Your copy should match the records below word for word and contain no pictures.

** DATASET RECORDS follows **

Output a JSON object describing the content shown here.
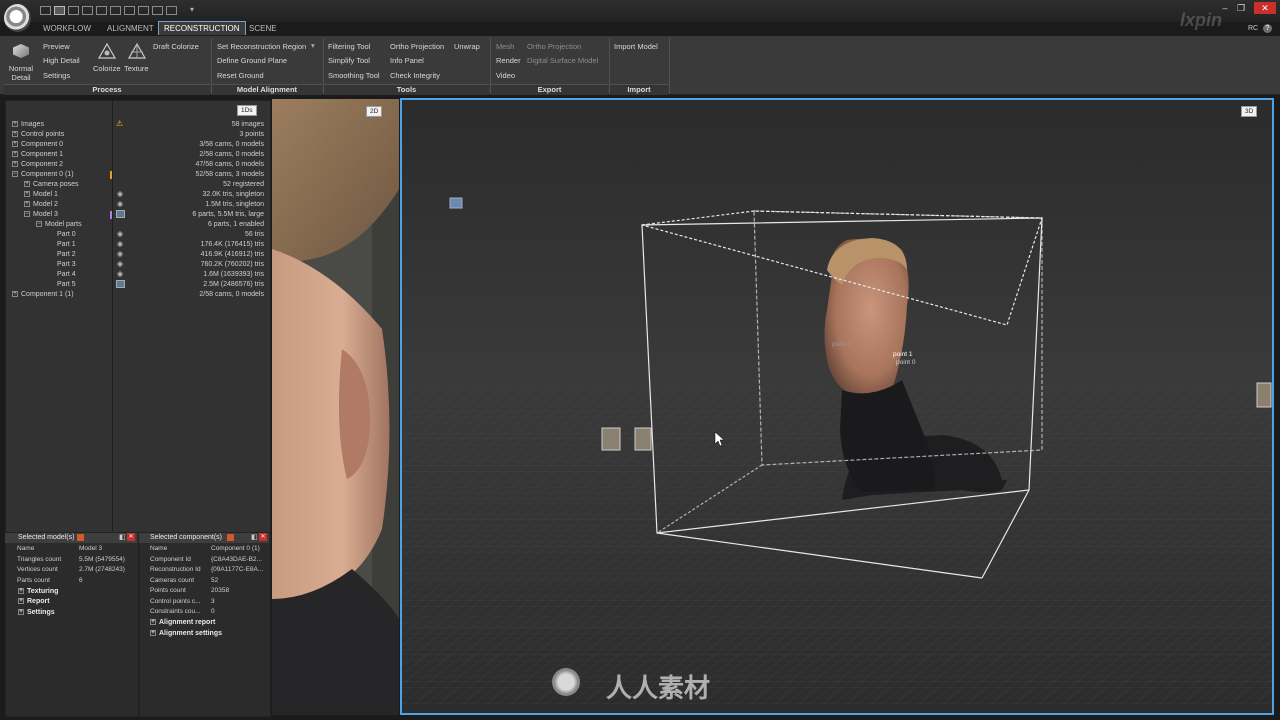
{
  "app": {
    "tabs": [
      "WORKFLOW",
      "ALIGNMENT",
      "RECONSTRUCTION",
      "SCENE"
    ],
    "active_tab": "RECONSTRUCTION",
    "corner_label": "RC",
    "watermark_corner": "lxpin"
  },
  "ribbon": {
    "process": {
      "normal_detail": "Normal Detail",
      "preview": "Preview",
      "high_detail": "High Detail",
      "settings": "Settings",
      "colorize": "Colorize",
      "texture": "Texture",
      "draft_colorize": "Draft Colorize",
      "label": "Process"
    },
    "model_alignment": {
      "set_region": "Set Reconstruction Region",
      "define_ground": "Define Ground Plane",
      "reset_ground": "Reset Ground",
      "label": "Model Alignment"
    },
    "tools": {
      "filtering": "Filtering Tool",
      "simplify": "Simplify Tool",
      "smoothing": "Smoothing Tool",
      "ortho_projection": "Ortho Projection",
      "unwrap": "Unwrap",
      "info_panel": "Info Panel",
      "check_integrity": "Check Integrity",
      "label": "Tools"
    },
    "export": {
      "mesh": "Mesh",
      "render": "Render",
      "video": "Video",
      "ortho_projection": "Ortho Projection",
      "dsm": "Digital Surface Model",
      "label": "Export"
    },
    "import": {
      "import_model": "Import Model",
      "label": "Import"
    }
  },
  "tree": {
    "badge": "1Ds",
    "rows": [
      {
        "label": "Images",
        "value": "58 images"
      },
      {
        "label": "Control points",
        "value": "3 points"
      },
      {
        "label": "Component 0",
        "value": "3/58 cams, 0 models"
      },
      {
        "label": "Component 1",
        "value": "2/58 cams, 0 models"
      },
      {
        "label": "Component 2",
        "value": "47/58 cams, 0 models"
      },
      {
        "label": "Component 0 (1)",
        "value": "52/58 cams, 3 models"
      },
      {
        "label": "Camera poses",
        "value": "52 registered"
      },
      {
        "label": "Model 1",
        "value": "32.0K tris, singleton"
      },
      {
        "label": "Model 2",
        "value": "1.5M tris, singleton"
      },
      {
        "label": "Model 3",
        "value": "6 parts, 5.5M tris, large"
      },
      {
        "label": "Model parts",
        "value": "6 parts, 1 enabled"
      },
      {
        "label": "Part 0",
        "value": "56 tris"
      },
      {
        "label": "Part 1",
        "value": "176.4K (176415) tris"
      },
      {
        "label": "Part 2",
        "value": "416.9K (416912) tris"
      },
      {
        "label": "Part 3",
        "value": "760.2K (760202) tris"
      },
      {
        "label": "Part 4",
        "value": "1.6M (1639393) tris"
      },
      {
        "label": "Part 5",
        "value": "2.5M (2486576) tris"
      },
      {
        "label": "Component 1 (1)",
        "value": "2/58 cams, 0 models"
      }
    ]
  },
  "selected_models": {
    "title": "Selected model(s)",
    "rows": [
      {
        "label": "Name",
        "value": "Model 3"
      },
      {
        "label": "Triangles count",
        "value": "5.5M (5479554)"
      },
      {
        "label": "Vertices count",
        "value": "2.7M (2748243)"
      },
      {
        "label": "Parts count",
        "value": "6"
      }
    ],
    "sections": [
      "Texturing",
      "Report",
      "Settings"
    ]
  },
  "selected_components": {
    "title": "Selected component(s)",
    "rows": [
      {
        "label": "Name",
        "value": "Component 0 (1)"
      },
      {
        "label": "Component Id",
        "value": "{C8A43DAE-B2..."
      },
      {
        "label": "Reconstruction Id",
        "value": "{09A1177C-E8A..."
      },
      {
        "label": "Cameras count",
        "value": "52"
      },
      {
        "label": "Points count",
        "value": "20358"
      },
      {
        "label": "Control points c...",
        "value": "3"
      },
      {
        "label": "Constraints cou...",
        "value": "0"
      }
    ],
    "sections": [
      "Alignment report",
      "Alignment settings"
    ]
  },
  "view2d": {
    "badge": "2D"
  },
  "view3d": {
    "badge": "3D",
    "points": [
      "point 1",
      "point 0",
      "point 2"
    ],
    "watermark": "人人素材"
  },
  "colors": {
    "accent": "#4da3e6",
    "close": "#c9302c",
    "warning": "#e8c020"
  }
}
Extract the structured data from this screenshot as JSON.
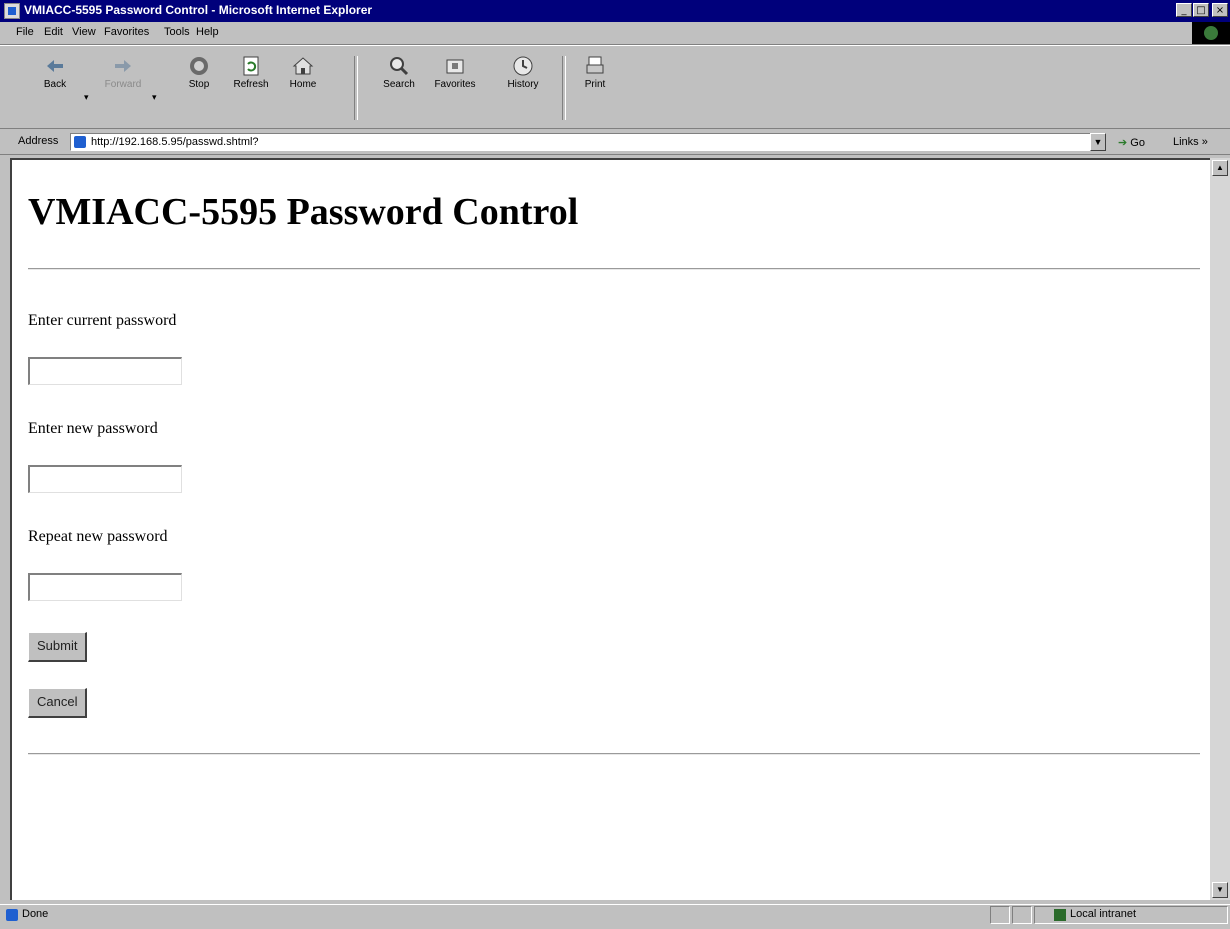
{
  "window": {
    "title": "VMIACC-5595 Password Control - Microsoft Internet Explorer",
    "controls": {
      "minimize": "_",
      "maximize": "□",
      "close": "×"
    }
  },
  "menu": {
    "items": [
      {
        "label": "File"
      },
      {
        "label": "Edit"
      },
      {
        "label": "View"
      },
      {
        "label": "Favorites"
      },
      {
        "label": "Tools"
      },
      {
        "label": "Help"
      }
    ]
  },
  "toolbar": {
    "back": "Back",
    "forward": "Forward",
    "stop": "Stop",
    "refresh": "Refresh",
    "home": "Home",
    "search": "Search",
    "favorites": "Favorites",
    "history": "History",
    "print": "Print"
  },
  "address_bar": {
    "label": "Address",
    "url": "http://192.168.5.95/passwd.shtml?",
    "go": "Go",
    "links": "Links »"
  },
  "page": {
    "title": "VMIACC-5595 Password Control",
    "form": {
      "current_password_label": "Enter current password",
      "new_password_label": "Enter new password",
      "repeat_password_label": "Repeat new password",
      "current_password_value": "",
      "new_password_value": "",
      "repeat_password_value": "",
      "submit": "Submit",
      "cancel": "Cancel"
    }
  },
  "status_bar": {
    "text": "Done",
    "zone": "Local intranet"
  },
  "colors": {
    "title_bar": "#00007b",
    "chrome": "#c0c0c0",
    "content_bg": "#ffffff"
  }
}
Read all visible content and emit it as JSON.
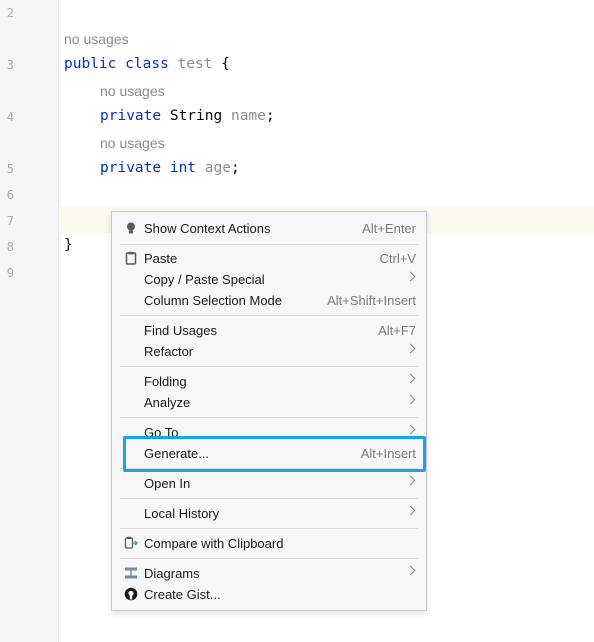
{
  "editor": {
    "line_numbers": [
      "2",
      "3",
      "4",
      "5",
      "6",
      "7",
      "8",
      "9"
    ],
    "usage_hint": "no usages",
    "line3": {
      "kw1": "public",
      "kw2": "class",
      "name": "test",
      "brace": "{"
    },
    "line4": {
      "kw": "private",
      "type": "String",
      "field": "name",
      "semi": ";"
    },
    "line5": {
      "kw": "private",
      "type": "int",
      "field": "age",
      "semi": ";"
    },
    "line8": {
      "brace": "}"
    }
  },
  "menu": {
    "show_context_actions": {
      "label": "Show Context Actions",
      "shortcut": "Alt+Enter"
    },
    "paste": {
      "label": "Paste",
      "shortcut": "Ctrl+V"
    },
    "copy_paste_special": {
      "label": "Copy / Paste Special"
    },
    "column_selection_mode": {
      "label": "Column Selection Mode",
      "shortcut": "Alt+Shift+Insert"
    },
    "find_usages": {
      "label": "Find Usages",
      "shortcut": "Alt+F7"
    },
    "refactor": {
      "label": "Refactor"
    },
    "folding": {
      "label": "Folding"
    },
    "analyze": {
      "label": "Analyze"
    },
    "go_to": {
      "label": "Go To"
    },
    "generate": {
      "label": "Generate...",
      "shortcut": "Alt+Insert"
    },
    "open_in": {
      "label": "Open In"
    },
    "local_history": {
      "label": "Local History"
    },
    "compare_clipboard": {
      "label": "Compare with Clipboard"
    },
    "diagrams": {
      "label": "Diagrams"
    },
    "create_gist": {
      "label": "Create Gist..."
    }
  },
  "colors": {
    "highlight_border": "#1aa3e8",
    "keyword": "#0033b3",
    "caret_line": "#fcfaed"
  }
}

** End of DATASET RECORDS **

= TASK SOLUTION =
Output a JSON object describing the content shown here.
{
  "app": {
    "tabs": [
      "WORKFLOW",
      "ALIGNMENT",
      "RECONSTRUCTION",
      "SCENE"
    ],
    "active_tab": "RECONSTRUCTION",
    "corner_label": "RC",
    "watermark_corner": "lxpin"
  },
  "ribbon": {
    "process": {
      "normal_detail": "Normal Detail",
      "preview": "Preview",
      "high_detail": "High Detail",
      "settings": "Settings",
      "colorize": "Colorize",
      "texture": "Texture",
      "draft_colorize": "Draft Colorize",
      "label": "Process"
    },
    "model_alignment": {
      "set_region": "Set Reconstruction Region",
      "define_ground": "Define Ground Plane",
      "reset_ground": "Reset Ground",
      "label": "Model Alignment"
    },
    "tools": {
      "filtering": "Filtering Tool",
      "simplify": "Simplify Tool",
      "smoothing": "Smoothing Tool",
      "ortho_projection": "Ortho Projection",
      "unwrap": "Unwrap",
      "info_panel": "Info Panel",
      "check_integrity": "Check Integrity",
      "label": "Tools"
    },
    "export": {
      "mesh": "Mesh",
      "render": "Render",
      "video": "Video",
      "ortho_projection": "Ortho Projection",
      "dsm": "Digital Surface Model",
      "label": "Export"
    },
    "import": {
      "import_model": "Import Model",
      "label": "Import"
    }
  },
  "tree": {
    "badge": "1Ds",
    "rows": [
      {
        "label": "Images",
        "value": "58 images"
      },
      {
        "label": "Control points",
        "value": "3 points"
      },
      {
        "label": "Component 0",
        "value": "3/58 cams, 0 models"
      },
      {
        "label": "Component 1",
        "value": "2/58 cams, 0 models"
      },
      {
        "label": "Component 2",
        "value": "47/58 cams, 0 models"
      },
      {
        "label": "Component 0 (1)",
        "value": "52/58 cams, 3 models"
      },
      {
        "label": "Camera poses",
        "value": "52 registered"
      },
      {
        "label": "Model 1",
        "value": "32.0K tris, singleton"
      },
      {
        "label": "Model 2",
        "value": "1.5M tris, singleton"
      },
      {
        "label": "Model 3",
        "value": "6 parts, 5.5M tris, large"
      },
      {
        "label": "Model parts",
        "value": "6 parts, 1 enabled"
      },
      {
        "label": "Part 0",
        "value": "56 tris"
      },
      {
        "label": "Part 1",
        "value": "176.4K (176415) tris"
      },
      {
        "label": "Part 2",
        "value": "416.9K (416912) tris"
      },
      {
        "label": "Part 3",
        "value": "760.2K (760202) tris"
      },
      {
        "label": "Part 4",
        "value": "1.6M (1639393) tris"
      },
      {
        "label": "Part 5",
        "value": "2.5M (2486576) tris"
      },
      {
        "label": "Component 1 (1)",
        "value": "2/58 cams, 0 models"
      }
    ]
  },
  "selected_models": {
    "title": "Selected model(s)",
    "rows": [
      {
        "label": "Name",
        "value": "Model 3"
      },
      {
        "label": "Triangles count",
        "value": "5.5M (5479554)"
      },
      {
        "label": "Vertices count",
        "value": "2.7M (2748243)"
      },
      {
        "label": "Parts count",
        "value": "6"
      }
    ],
    "sections": [
      "Texturing",
      "Report",
      "Settings"
    ]
  },
  "selected_components": {
    "title": "Selected component(s)",
    "rows": [
      {
        "label": "Name",
        "value": "Component 0 (1)"
      },
      {
        "label": "Component Id",
        "value": "{C8A43DAE-B2..."
      },
      {
        "label": "Reconstruction Id",
        "value": "{09A1177C-E8A..."
      },
      {
        "label": "Cameras count",
        "value": "52"
      },
      {
        "label": "Points count",
        "value": "20358"
      },
      {
        "label": "Control points c...",
        "value": "3"
      },
      {
        "label": "Constraints cou...",
        "value": "0"
      }
    ],
    "sections": [
      "Alignment report",
      "Alignment settings"
    ]
  },
  "view2d": {
    "badge": "2D"
  },
  "view3d": {
    "badge": "3D",
    "points": [
      "point 1",
      "point 0",
      "point 2"
    ],
    "watermark": "人人素材"
  },
  "colors": {
    "accent": "#4da3e6",
    "close": "#c9302c",
    "warning": "#e8c020"
  }
}
Extract the structured data from this screenshot as JSON.
{
  "window": {
    "title": "VMIACC-5595 Password Control - Microsoft Internet Explorer",
    "controls": {
      "minimize": "_",
      "maximize": "□",
      "close": "×"
    }
  },
  "menu": {
    "items": [
      {
        "label": "File"
      },
      {
        "label": "Edit"
      },
      {
        "label": "View"
      },
      {
        "label": "Favorites"
      },
      {
        "label": "Tools"
      },
      {
        "label": "Help"
      }
    ]
  },
  "toolbar": {
    "back": "Back",
    "forward": "Forward",
    "stop": "Stop",
    "refresh": "Refresh",
    "home": "Home",
    "search": "Search",
    "favorites": "Favorites",
    "history": "History",
    "print": "Print"
  },
  "address_bar": {
    "label": "Address",
    "url": "http://192.168.5.95/passwd.shtml?",
    "go": "Go",
    "links": "Links »"
  },
  "page": {
    "title": "VMIACC-5595 Password Control",
    "form": {
      "current_password_label": "Enter current password",
      "new_password_label": "Enter new password",
      "repeat_password_label": "Repeat new password",
      "current_password_value": "",
      "new_password_value": "",
      "repeat_password_value": "",
      "submit": "Submit",
      "cancel": "Cancel"
    }
  },
  "status_bar": {
    "text": "Done",
    "zone": "Local intranet"
  },
  "colors": {
    "title_bar": "#00007b",
    "chrome": "#c0c0c0",
    "content_bg": "#ffffff"
  }
}
Read all visible content and emit it as JSON.
{
  "editor": {
    "line_numbers": [
      "2",
      "3",
      "4",
      "5",
      "6",
      "7",
      "8",
      "9"
    ],
    "usage_hint": "no usages",
    "line3": {
      "kw1": "public",
      "kw2": "class",
      "name": "test",
      "brace": "{"
    },
    "line4": {
      "kw": "private",
      "type": "String",
      "field": "name",
      "semi": ";"
    },
    "line5": {
      "kw": "private",
      "type": "int",
      "field": "age",
      "semi": ";"
    },
    "line8": {
      "brace": "}"
    }
  },
  "menu": {
    "show_context_actions": {
      "label": "Show Context Actions",
      "shortcut": "Alt+Enter"
    },
    "paste": {
      "label": "Paste",
      "shortcut": "Ctrl+V"
    },
    "copy_paste_special": {
      "label": "Copy / Paste Special"
    },
    "column_selection_mode": {
      "label": "Column Selection Mode",
      "shortcut": "Alt+Shift+Insert"
    },
    "find_usages": {
      "label": "Find Usages",
      "shortcut": "Alt+F7"
    },
    "refactor": {
      "label": "Refactor"
    },
    "folding": {
      "label": "Folding"
    },
    "analyze": {
      "label": "Analyze"
    },
    "go_to": {
      "label": "Go To"
    },
    "generate": {
      "label": "Generate...",
      "shortcut": "Alt+Insert"
    },
    "open_in": {
      "label": "Open In"
    },
    "local_history": {
      "label": "Local History"
    },
    "compare_clipboard": {
      "label": "Compare with Clipboard"
    },
    "diagrams": {
      "label": "Diagrams"
    },
    "create_gist": {
      "label": "Create Gist..."
    }
  },
  "colors": {
    "highlight_border": "#1aa3e8",
    "keyword": "#0033b3",
    "caret_line": "#fcfaed"
  }
}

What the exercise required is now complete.